Netanyahu, his ministers, and diplomats have written to EU institutions and made public statements comparing the plan to Nazi Germany labels on the eve of WWII.

They say it’s discriminatory because the EU isn’t taking similar steps against, for instance, Turkish Cypriot exporters from disputed territories in Cyprus.

They’ve also threatened to take counter-measures.

David Walzer, Israel’s envoy to the EU, told the Wall Street Journal on Tuesday that Israel might exclude EU diplomats from future Arab-Israeli talks.

One MP from Netanyahu’s party has submitted a bill saying Israeli shops should label EU-made goods in order to promote an Israeli boycott.

A second government bill says foreigners who call for anti-Israel boycotts should be denied visas.

With the EU move designed to put pressure on settlement expansion, Netanyahu has, in a show of defiance, also slated approval of 2,000 new settler homes.

For their part, Palestinian spokesmen say the EU should go further, for instance, by banning settler imports the way it banned imports from Russia-annexed Crimea in Ukraine.

Meanwhile, the EU intention is to downplay the importance of the guidelines.

One source said the word “labels” has been excised from the final text in order to scotch WWII analogies.

A Commission spokesman on Tuesday also told EUobserver: “The aim is not to adopt new legislation but to ensure effective implementation of existing legislation.”

The World Bank estimates Israeli settler exports to the EU are worth just €230 million a year.

On past form, the UK code, six years ago, prompted a handful of shops to stop selling settler products.

But the Belgian, British, and Danish actions didn’t cause mass boycotts.

Israeli MPs to resume work on NGO gag laws

Flow of information to outside world on Israeli settler and military abuses could diminish, as Knesset resumes work with NGO gag laws on its agenda.

Opinion

Why Russia politics threaten European security

Russia could expand hostile operations, such as poisonings, including beyond its borders, if it feels an "existential" threat and there is no European pushback.

Analysis

Ten years on from Tahrir: EU's massive missed opportunity
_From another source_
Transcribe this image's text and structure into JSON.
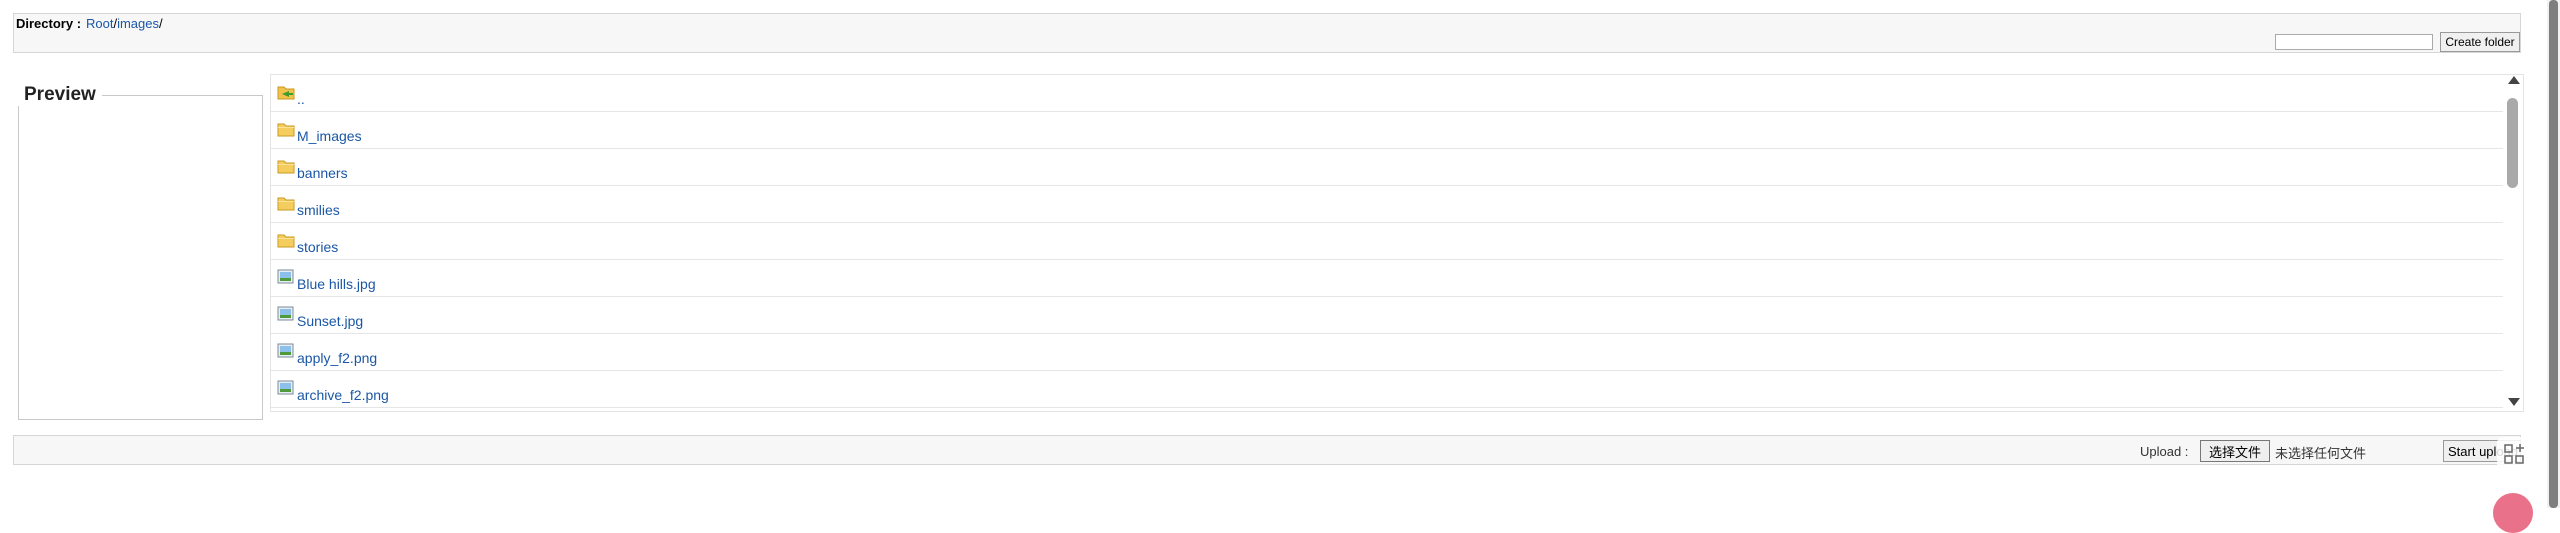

Investing in the Arab world, in a smart way, is also investing in the European Union's future itself. Let's hope that the disasters of the last decade help to shape the neighbourhood policy of the next 10 years.

Stakeholders' Highlights

  1. Nordic Council of MinistersNew report reveals bad environmental habits
  2. Nordic Council of MinistersImproving the integration of young refugees
  3. Nordic Council of MinistersNATO Secretary General guest at the Session of the Nordic Council
  4. Nordic Council of MinistersCan you love whoever you want in care homes?
  5. Nordic Council of MinistersNineteen demands by Nordic young people to save biodiversity
  6. Nordic Council of MinistersSustainable public procurement is an effective way to achieve global goals

Latest News

  1. How to break the political deadlock on migration
  2. Hedegaard on the hazards of stalling climate action
  3. Belarus exiles in EU fear regime-linked murderers
  4. No place for Polish 'war' rhetoric, Commission says
  5. Nine countries oppose EU gas market reform
  6. EU-UK impasse on top court in post-Brexit customs talks
  7. Erdoğan orders out US and EU ambassadors
  8. EU banks play 'major role' in deforestation, report finds

Join EUobserver

Support quality EU news

Join us